Sometimes, they will even go so far as to say that their sin was actually good for them, since they now understand the Gospel better. And that is how you can tell they are the same false prophet they were before, when they damaged the church with their scandalous sin. Even if, in all other respects, they are faithful, they are peddling a damnable lie. You see, Satan in the garden did not simply invent some new heresy out of whole cloth. He twisted the Word of God. His lies always have a bit of truth in them. That’s what makes them believable. To Adam and Eve, the lie was this: Your sin will actually be a good thing! You will understand good and evil so much better if you sin.

This is the exact same thing we are told by the ‘reformed disgraced televangelist’. His sin was a good thing. He is much better prepared to speak of Jesus than he was. (With obvious unspoken implication “And also better than your own pastor who does not have great and shameful vices like mine.”)

We may say, “I am forgiven by the grace of God from my sins. It is an amazing thing to be forgiven.” We may say of others, “See how the grace of God works through him, who once was a sinner.” We may say of God’s providence, “You meant it for evil, but God meant it for good.” But if we move toward saying, “The sins which I commit have been good for me,” then we have abandoned the truth for a lie. We are only ever saved in spite of our sin. Sin damns us. And we must never speak as if it is any other way. It is not a way to more properly understand the cross. And, perhaps it is partly because of this very tendency among the ‘reformed disgraced televangelist’ that scripture says such men are not to again teach the church.

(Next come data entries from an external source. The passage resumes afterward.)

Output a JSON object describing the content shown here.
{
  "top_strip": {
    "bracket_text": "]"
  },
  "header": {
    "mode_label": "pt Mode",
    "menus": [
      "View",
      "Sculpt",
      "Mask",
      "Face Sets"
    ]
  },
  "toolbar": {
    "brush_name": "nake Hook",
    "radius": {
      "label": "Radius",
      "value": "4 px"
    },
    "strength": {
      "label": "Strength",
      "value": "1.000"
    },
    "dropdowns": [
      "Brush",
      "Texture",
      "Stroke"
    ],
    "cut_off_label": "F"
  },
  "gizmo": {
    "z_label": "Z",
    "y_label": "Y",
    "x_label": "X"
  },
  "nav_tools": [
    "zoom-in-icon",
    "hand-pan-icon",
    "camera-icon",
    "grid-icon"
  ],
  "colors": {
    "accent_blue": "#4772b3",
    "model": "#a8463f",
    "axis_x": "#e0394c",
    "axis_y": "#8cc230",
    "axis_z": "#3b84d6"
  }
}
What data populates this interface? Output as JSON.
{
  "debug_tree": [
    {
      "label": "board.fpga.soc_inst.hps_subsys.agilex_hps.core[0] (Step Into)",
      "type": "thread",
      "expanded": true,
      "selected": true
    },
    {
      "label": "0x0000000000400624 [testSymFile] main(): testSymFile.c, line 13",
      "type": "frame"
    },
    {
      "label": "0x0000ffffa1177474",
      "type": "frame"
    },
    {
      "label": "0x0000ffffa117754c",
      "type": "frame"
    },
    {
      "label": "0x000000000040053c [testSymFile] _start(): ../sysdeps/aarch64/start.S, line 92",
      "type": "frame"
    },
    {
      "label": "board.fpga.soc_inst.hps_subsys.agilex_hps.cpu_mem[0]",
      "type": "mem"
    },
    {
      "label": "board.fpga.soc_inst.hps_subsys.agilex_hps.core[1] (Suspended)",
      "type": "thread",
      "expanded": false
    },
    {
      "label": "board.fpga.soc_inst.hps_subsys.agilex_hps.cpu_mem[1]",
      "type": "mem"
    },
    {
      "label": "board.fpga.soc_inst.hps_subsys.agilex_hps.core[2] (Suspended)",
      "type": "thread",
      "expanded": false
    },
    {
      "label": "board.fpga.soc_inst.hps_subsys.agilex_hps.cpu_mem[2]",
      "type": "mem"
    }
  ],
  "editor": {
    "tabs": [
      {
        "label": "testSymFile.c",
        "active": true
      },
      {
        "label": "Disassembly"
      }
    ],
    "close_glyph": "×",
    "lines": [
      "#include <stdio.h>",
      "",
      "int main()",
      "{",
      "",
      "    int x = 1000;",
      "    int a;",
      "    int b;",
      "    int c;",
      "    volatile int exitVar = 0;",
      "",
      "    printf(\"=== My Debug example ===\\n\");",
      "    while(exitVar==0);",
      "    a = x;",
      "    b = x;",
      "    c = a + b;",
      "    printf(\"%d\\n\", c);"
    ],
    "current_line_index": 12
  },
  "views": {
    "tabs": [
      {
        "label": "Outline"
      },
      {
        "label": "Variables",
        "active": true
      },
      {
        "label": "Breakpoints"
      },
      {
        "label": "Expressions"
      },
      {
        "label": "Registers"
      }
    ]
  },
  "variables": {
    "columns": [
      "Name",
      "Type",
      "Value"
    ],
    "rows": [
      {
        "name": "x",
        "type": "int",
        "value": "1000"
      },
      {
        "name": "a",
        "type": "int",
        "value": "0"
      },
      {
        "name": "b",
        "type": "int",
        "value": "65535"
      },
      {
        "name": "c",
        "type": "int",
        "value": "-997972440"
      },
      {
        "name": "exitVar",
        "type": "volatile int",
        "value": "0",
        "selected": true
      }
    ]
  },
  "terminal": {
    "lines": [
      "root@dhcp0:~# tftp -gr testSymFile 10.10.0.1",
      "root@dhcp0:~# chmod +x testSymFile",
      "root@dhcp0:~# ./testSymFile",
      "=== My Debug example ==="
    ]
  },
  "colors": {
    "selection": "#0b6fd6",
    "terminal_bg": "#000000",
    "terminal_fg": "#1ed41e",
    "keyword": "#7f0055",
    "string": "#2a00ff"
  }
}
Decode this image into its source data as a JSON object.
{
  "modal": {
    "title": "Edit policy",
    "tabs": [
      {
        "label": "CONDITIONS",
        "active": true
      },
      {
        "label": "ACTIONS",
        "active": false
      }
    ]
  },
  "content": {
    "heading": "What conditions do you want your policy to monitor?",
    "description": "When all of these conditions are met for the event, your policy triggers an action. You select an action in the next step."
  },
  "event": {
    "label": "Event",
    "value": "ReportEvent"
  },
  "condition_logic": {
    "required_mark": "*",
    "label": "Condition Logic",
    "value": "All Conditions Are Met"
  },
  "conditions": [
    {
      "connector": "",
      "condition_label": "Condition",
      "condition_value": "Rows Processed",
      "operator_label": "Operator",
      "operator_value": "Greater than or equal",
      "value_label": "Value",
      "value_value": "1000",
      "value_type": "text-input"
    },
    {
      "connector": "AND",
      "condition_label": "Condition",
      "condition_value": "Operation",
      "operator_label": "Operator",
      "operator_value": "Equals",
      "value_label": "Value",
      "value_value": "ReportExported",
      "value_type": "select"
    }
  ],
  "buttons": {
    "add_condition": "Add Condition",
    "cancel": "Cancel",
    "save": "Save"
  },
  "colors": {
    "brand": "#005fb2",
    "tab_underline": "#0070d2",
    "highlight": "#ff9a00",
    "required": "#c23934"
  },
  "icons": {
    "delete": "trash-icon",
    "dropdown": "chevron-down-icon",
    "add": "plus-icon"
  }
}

Not because their sin can not be forgiven. But because being returned to a place of authority in the church carries too much risk to their own soul.

So what do we do with the skilled, but disgraced televangelist? Encourage him to hear and learn God’s Word, but recognize that it is no longer given to him to teach. If that’s not clear to him, we can point especially to the words of Saint Paul in 1 Corinthians 9. “But I discipline my body and keep it under control, lest after preaching to others I myself should be disqualified.” We want those words to be godly advice for our brother, not prophecy.

Tuesday, November 3, 2015

Ribbons for the Compact Treasury of Daily Prayer

By Larry Beane

The Treasury of Daily Prayer is a helpful resource for pastors and laity; for groups, families, and individuals to enjoy the blessings of the disciplined prayer life offered by the Daily Office.  The TDP includes breviary readings from Holy Scripture (with emphasis on the Psalms), and devotional writings from the range of the Church Catholic, from the early fathers, through the Reformation and the Lutheran Confessions, to meditations written by modern saints of the church - mainly from our Lutheran tradition.

The original TDP came with standardized ribbons and a page explaining a suggested way to make use of them.

One of the few downsides of the original TDP is its size.  So a user-friendly smaller-sized compact leather edition came out.  However, this one lacks the ribbons as well as the page explaining how to use them.  I'm not sure how one can really use the TDP without some kind of marking system, perhaps sticky flags (which can sometimes damage the print).

Well, my dear wife Grace came to the rescue.

She bought materials and designed a custom set of ribbons that fits perfectly into the spine of the smaller-sized TDP.  She sewed it together, trimmed the ribbons, and treated the edges to prevent fraying.  Upon request, she made one for another member of my parish.

I asked if she would consider making it available to others for a small charge.  She graciously (see what I did there?) agreed to make them and sell them for $5.00, shipping included.  So if you would like one, please e-mail Grace at